PROBLEM TO SOLVE:
Check every line of the entries for "をご参照ください", and copy the lines that hold it.

(Element data from apps and pages)
»»

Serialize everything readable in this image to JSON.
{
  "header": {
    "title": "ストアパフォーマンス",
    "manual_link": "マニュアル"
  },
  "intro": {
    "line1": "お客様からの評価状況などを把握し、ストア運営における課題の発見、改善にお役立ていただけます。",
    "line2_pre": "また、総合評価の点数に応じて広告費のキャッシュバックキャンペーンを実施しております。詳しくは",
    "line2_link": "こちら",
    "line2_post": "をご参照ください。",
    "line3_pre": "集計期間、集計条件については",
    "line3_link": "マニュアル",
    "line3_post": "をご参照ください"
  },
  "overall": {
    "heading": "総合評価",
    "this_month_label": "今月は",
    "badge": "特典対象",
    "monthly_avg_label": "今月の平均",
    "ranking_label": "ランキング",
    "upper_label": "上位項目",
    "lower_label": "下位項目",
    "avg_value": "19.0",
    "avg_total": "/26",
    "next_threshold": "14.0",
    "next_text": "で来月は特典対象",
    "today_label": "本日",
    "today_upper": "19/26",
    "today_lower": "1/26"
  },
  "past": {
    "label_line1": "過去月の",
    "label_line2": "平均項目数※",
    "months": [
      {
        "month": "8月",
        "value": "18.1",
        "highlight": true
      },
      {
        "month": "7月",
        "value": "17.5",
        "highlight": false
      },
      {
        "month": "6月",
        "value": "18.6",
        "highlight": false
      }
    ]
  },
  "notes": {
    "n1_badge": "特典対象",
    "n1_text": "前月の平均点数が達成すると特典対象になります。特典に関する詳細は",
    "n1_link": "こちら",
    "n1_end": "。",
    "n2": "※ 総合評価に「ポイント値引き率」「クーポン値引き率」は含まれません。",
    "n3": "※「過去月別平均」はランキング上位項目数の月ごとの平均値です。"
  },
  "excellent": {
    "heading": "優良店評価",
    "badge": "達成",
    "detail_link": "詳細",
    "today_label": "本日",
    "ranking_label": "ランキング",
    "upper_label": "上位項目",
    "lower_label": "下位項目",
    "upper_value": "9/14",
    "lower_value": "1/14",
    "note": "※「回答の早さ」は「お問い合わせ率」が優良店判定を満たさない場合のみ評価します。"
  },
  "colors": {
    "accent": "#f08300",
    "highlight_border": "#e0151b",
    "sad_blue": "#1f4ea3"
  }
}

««

SOLUTION BELOW:
    "line2_post": "をご参照ください。",
    "line3_post": "をご参照ください"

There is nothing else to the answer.